The Ministry of Economy, Trade and Industry has started discussions on the government’s new Basic Energy Plan.
The government should radically recast the overarching vision for Japan’s energy future without being bound by the current plan.
It should seek answers to key questions, such as how much of energy supply should be covered by renewable sources and how to reduce the nation’s dependence on coal and nuclear power.
The energy supply picture has changed drastically over the past several years. But the current Basic Energy Plan, formulated in 2018, is based on the targets concerning power sources set by the METI in 2015. As a result, the blueprint runs counter to the domestic reality and the international trend.
While the current plan cast renewable energy as a “main power source” for the first time, it maintains the target share unchanged at a modest 22 to 24 percent of overall power output in fiscal 2030.
The plan also calls for nuclear power to account for 20 to 22 percent by restarting offline reactors as their safety is confirmed.
But the reality tells a different story.
The amount of electricity generated by renewable sources during the first half of this year grew 20 percent from a year earlier, according to preliminary data about domestic power output by source compiled by the International Energy Agency.
The share of renewable energy rose to 23 percent, hitting the government’s fiscal 2030 target, due partly to a decline in overall power output, which reflects slow economic activities due to the novel coronavirus pandemic. Nuclear power accounted for only 6 percent amid persistent safety concerns.
A global shift from carbon-based energy keeps accelerating. More than 120 countries and regions have already supported the goal of achieving net zero carbon dioxide emissions by 2050.
The government submitted the greenhouse gas emissions target to the United Nations this spring. It called for reducing Japan’s gas emissions by 26 percent from fiscal 2013 levels by fiscal 2030, unchanged from the target set five years ago. This lukewarm stance drew international criticism.
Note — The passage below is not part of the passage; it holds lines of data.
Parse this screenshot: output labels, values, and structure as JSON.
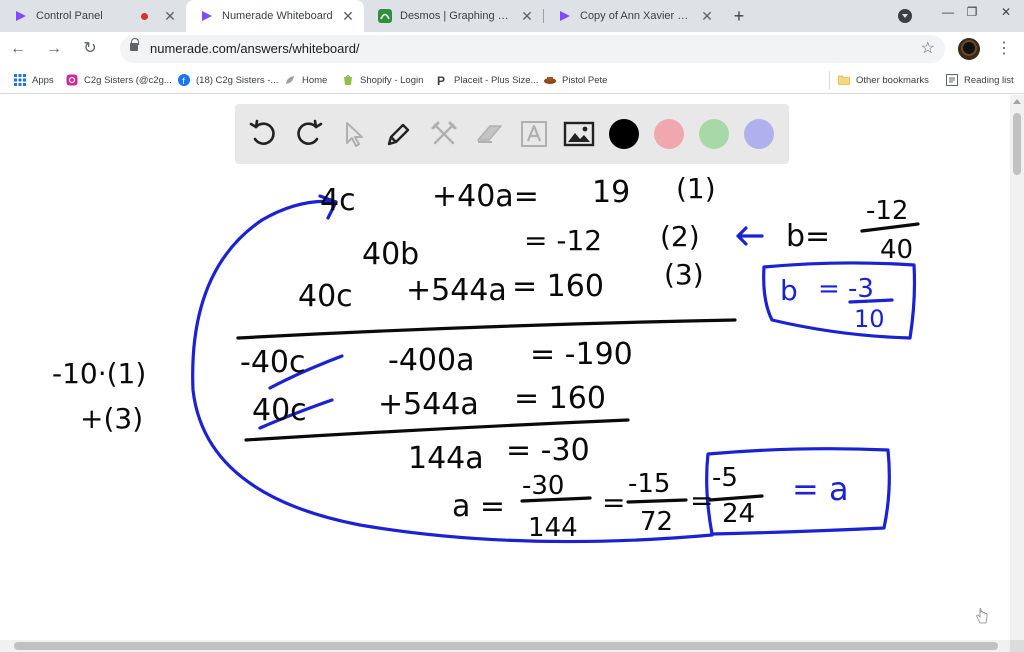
{
  "tabs": [
    {
      "title": "Control Panel",
      "recording": true
    },
    {
      "title": "Numerade Whiteboard",
      "active": true
    },
    {
      "title": "Desmos | Graphing Calculator"
    },
    {
      "title": "Copy of Ann Xavier Gantert - A"
    }
  ],
  "url": "numerade.com/answers/whiteboard/",
  "bookmarks": [
    {
      "label": "Apps",
      "icon": "apps-grid-icon"
    },
    {
      "label": "C2g Sisters (@c2g...",
      "icon": "instagram-icon"
    },
    {
      "label": "(18) C2g Sisters -...",
      "icon": "facebook-icon"
    },
    {
      "label": "Home",
      "icon": "home-leaf-icon"
    },
    {
      "label": "Shopify - Login",
      "icon": "shopify-icon"
    },
    {
      "label": "Placeit - Plus Size...",
      "icon": "placeit-icon"
    },
    {
      "label": "Pistol Pete",
      "icon": "pistol-pete-icon"
    }
  ],
  "other_bookmarks": "Other bookmarks",
  "reading_list": "Reading list",
  "whiteboard": {
    "tools": [
      "undo-icon",
      "redo-icon",
      "pointer-icon",
      "pen-icon",
      "tools-icon",
      "eraser-icon",
      "text-icon",
      "image-icon"
    ],
    "colors": [
      {
        "name": "black",
        "hex": "#000000"
      },
      {
        "name": "pink",
        "hex": "#f0a8ae"
      },
      {
        "name": "green",
        "hex": "#a8d8a8"
      },
      {
        "name": "purple",
        "hex": "#b0b0ee"
      }
    ],
    "ink_black": "#0a0a0a",
    "ink_blue": "#1a22d4",
    "handwriting": [
      "4c",
      "+40a=",
      "19",
      "(1)",
      "40b",
      "= -12",
      "(2)",
      "b=",
      "-12",
      "40",
      "40c",
      "+544a",
      "= 160",
      "(3)",
      "b",
      "= -3",
      "10",
      "-40c",
      "-400a",
      "= -190",
      "40c",
      "+544a",
      "= 160",
      "-10·(1)",
      "+(3)",
      "144a",
      "= -30",
      "a =",
      "-30",
      "144",
      "=",
      "-15",
      "72",
      "=",
      "-5",
      "24",
      "= a"
    ]
  }
}
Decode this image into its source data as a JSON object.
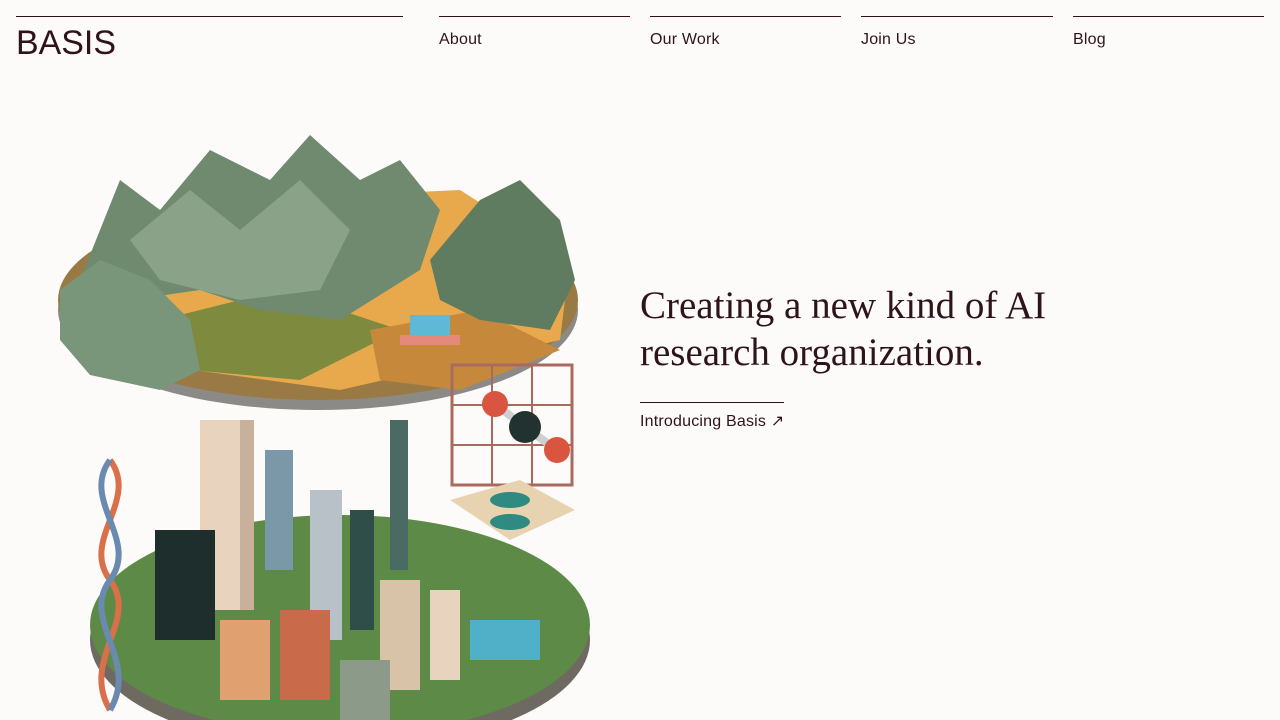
{
  "brand": {
    "logo_text": "BASIS",
    "color": "#2e1418"
  },
  "nav": {
    "items": [
      {
        "label": "About"
      },
      {
        "label": "Our Work"
      },
      {
        "label": "Join Us"
      },
      {
        "label": "Blog"
      }
    ]
  },
  "hero": {
    "headline_line1": "Creating a new kind of AI",
    "headline_line2": "research organization.",
    "cta_label": "Introducing Basis ↗"
  },
  "colors": {
    "background": "#fdfbfa",
    "text": "#2e1418",
    "mountain": "#6f8a6e",
    "field": "#e8a94c",
    "grass": "#5e8a48",
    "accent_red": "#d9553f"
  }
}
In July, Hiroshi Kajiyama, minister of economy, trade and industry, announced plans to gradually reduce old, inefficient coal thermal power plants by 2030. Kajiyama has also launched a public-private council to promote offshore wind power generation.
Prime Minister Yoshihide Suga is expected to pledge Japan’s commitment to a net zero greenhouse gas emission goal in 2050 in his first policy speech at the Diet, to be delivered next week.
But the new goal should be underpinned by specific policy proposals in the new Basic Energy Plan.
The METI is arguing for the need of nuclear power generation as a means to realize a low-carbon future. But efforts to bring offline nuclear reactors back on stream have made no headway due partly to strong public opposition.
Given rising safety costs, it is also doubtful whether promoting nuclear power generation really makes economic sense.
Responsible policymakers would try to map out a plan to reduce Japan’s dependence on atomic energy and phase out nuclear power generation over the long term.
To build a society that is not dependent on either coal or nuclear power, it is vital to ensure a stable power supply from renewable energy sources, which are susceptible to weather conditions, so that green energy can provide the lion’s share of Japan’s power output.
This requires efforts for more efficient use of power transmission networks and innovations in technology to store electricity, such as storage batteries.
The markets for power and gas have been increasingly liberalized. To ensure a stable energy supply under the changing circumstances, the new Basic Energy Plan should offer a grand vision for the nation’s energy future and present a road map to achieve it.